BEIJING (Reuters) – The People’s Bank of China should avoid buying special treasury bonds as such a move could fuel inflation risks and asset bubbles and lead to depreciation of the yuan currency, central bank policy adviser Ma Jun said in remarks published on Sunday.
China’s leaders have pledged to take more steps to support the virus-ravaged economy, prompting a heated debate among economists and advisers over whether the central bank should monetize its fiscal deficit through quantitative easing.
“Although the epidemic has caused a short-term impact on China’s economy and fiscal revenue and expenditure, the economic recovery momentum has been quite obvious since the second quarter, and fiscal revenue and expenditure will gradually improve,” the official Financial News quoted Ma as saying.
Top leaders have pledged to raise the annual budget deficit ratio, issue more local government special bonds and what would be the first special treasury bonds since 2007 in order to help spur economic growth, but few details have been made public.
The amounts of special treasury bonds and local government special bonds issued this year could not be too big, and they could be handled by the existing policy framework, Ma said.

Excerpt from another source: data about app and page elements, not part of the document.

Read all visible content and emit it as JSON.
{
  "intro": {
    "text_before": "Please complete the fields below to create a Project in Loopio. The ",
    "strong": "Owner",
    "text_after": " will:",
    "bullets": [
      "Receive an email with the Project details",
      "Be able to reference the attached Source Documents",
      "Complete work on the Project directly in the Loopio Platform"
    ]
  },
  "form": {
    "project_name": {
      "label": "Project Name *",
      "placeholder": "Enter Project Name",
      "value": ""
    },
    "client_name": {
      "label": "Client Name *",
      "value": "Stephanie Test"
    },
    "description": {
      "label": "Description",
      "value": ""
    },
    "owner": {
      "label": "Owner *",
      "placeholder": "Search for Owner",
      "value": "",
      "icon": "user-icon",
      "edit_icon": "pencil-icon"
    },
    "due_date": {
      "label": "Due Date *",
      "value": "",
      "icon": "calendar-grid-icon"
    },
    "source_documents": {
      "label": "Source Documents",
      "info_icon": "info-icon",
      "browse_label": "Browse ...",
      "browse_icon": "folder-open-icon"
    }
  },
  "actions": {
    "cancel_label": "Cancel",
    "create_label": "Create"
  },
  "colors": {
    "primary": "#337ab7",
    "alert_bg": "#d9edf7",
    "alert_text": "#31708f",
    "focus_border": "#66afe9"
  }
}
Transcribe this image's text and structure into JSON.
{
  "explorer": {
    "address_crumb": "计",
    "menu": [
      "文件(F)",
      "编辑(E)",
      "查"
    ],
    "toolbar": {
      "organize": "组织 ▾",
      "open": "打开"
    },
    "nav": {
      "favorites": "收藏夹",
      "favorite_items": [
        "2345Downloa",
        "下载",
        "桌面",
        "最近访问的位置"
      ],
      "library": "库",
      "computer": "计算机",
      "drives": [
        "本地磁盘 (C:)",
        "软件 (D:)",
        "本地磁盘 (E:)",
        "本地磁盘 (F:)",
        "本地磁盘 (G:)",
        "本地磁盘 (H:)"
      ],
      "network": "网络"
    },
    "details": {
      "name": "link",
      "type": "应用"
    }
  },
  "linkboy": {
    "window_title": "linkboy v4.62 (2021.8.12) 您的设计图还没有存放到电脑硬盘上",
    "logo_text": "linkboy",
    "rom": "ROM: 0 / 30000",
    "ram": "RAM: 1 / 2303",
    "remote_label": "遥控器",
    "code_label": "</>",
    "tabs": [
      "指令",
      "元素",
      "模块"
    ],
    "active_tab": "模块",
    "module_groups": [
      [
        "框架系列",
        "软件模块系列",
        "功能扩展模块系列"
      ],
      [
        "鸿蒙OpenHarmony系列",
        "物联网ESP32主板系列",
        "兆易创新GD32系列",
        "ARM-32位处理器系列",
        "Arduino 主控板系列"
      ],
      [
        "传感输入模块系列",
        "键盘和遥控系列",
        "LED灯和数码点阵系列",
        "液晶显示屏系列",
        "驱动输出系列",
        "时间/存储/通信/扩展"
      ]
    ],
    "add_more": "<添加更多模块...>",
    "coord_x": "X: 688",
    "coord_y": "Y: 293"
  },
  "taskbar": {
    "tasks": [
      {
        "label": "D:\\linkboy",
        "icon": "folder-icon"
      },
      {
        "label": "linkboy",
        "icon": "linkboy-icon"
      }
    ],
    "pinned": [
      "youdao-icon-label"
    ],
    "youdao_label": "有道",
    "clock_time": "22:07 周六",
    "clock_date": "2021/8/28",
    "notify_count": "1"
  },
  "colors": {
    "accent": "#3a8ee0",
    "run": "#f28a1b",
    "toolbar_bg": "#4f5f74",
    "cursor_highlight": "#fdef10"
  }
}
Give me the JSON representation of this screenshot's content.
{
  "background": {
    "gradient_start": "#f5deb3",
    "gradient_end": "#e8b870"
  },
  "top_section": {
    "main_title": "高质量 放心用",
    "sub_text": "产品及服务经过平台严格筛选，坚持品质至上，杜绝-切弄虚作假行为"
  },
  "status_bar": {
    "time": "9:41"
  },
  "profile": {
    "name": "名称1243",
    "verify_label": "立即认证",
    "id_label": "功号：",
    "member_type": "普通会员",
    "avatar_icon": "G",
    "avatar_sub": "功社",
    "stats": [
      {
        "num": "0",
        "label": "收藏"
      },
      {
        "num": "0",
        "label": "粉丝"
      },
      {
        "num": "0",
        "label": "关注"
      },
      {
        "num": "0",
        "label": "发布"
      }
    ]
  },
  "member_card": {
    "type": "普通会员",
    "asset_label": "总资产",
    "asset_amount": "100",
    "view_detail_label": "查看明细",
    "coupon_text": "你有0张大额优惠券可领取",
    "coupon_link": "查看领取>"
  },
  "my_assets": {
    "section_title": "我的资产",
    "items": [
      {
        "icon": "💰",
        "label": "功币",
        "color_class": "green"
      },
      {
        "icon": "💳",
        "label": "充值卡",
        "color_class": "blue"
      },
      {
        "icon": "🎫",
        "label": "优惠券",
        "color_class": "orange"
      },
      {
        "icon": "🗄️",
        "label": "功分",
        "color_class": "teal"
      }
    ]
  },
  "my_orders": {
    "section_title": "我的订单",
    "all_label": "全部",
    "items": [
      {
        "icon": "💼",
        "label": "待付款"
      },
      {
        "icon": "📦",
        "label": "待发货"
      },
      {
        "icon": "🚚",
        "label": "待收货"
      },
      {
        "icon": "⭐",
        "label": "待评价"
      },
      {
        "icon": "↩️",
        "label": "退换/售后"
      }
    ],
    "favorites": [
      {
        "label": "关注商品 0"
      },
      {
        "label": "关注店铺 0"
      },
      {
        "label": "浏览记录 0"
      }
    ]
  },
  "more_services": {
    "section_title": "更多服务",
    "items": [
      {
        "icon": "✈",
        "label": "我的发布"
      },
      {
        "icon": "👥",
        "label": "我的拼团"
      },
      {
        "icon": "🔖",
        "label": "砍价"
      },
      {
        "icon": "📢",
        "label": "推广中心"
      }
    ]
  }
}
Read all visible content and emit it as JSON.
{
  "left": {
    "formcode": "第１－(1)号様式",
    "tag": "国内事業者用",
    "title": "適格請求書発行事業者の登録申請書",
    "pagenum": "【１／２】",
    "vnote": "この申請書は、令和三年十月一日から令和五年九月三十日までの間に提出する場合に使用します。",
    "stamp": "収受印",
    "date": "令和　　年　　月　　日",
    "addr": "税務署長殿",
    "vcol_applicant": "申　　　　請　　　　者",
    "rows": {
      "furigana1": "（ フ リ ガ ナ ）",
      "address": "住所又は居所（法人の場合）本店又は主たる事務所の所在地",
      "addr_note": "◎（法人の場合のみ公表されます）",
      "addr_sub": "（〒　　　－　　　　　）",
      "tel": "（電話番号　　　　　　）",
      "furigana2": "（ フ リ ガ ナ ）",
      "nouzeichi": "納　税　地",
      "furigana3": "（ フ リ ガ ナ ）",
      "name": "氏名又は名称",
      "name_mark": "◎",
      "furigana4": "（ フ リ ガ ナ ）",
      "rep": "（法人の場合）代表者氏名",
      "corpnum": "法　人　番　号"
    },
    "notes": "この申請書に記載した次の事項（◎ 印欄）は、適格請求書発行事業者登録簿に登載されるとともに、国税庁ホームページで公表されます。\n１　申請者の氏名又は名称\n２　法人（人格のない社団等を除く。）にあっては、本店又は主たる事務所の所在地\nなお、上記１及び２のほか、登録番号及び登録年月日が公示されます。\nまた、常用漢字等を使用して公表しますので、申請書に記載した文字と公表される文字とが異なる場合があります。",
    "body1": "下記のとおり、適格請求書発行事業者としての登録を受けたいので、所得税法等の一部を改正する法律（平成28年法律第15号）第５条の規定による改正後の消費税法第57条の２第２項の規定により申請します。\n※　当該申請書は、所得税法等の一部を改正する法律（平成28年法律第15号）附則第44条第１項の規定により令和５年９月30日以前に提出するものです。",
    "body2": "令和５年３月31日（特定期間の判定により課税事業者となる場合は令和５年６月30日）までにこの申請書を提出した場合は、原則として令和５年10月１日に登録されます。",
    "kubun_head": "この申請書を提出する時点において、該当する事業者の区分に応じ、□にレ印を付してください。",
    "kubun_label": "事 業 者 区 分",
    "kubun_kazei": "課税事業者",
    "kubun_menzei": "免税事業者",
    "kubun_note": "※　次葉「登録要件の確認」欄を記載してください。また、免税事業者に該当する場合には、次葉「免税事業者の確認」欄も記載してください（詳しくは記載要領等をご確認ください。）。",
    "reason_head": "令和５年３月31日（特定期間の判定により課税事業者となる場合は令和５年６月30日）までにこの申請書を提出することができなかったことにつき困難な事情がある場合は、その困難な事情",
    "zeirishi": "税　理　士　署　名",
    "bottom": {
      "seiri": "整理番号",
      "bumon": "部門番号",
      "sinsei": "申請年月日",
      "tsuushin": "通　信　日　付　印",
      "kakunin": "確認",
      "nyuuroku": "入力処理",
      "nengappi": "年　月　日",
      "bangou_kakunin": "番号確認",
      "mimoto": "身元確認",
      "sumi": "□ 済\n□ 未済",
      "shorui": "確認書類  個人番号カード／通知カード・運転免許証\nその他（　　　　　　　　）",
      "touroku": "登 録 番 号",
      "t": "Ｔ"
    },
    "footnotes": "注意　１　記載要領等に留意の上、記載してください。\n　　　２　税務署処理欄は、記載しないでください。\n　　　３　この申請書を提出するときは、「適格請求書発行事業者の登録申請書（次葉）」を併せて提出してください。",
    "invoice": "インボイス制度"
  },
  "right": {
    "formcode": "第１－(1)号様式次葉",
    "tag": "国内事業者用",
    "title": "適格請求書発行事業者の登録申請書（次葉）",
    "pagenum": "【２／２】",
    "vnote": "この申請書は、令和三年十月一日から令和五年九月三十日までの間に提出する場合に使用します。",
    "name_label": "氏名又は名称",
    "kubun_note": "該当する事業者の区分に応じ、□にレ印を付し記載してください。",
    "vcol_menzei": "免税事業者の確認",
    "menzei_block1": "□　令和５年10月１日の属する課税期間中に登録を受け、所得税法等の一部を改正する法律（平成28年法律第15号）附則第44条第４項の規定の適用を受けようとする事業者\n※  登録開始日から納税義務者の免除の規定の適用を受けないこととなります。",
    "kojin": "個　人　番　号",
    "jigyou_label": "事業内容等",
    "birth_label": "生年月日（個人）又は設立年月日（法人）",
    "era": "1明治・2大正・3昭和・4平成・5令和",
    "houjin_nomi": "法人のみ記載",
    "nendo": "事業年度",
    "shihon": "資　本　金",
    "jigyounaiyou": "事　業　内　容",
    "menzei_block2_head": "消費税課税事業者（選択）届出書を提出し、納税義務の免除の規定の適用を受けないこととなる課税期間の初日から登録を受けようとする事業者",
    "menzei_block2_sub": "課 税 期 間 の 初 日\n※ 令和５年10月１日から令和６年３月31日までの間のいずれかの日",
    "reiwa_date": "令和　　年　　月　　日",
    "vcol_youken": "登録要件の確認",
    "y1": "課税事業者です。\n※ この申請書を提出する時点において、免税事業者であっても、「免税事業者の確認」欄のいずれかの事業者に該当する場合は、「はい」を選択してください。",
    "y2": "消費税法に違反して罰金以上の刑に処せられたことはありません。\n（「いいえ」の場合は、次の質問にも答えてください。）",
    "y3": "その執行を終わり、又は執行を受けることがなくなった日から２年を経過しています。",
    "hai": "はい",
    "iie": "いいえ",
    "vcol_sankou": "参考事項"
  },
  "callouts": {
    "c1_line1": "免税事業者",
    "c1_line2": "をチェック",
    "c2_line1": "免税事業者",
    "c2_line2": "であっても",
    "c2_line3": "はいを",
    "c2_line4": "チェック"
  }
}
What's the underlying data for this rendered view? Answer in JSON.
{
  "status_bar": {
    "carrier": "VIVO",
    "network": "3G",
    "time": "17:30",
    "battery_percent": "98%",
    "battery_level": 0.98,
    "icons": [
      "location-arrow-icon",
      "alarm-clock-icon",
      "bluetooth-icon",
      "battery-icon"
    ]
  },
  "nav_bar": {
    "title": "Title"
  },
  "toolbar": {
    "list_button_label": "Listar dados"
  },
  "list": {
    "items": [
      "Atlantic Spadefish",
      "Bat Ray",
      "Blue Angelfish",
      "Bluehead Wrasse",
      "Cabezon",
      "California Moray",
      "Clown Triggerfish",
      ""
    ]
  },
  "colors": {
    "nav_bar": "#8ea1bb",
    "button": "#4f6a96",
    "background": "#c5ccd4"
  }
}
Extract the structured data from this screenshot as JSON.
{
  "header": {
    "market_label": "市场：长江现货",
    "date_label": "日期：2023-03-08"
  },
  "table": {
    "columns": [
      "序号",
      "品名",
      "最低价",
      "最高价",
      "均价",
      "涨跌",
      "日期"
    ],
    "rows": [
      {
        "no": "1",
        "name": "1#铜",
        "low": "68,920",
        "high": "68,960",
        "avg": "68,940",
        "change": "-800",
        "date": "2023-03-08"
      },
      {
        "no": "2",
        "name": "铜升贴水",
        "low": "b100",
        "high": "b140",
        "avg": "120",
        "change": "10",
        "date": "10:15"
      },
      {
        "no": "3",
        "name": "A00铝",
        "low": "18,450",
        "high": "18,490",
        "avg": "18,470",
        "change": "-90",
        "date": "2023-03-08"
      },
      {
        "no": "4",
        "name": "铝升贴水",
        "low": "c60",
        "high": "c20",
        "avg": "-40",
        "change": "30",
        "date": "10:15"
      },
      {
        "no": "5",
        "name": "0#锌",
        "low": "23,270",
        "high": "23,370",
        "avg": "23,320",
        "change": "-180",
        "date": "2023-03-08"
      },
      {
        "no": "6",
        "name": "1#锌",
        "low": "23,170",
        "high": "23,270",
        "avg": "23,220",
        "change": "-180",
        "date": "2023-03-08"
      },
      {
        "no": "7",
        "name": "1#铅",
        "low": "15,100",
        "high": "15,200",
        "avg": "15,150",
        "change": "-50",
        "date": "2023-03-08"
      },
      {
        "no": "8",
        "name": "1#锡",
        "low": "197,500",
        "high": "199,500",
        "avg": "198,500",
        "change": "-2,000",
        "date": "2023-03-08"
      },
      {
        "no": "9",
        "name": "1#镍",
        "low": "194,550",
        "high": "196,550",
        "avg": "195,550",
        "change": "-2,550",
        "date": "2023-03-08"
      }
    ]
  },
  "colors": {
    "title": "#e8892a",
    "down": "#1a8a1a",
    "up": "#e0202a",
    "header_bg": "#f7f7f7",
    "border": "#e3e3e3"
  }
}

China’s central bank could further cut banks’ reserve requirement ratios or provide liquidity via some mechanism to support their purchases of new treasury bonds, Ma said.
If the central bank is forced to provide large-scale financing for the deficit, it would lead to depreciation of the yuan and inflation risks or asset bubbles, especially in real estate, Ma said, pointing to experiences in some countries.
China’s credit rating could also suffer if the deficit monetization’ mechanism is established, which could encourage excessive government borrowings, he said.
Chinese law still bans the central bank from buying government bonds.
Reporting by Kevin Yao; Editing by Simon Cameron-Moore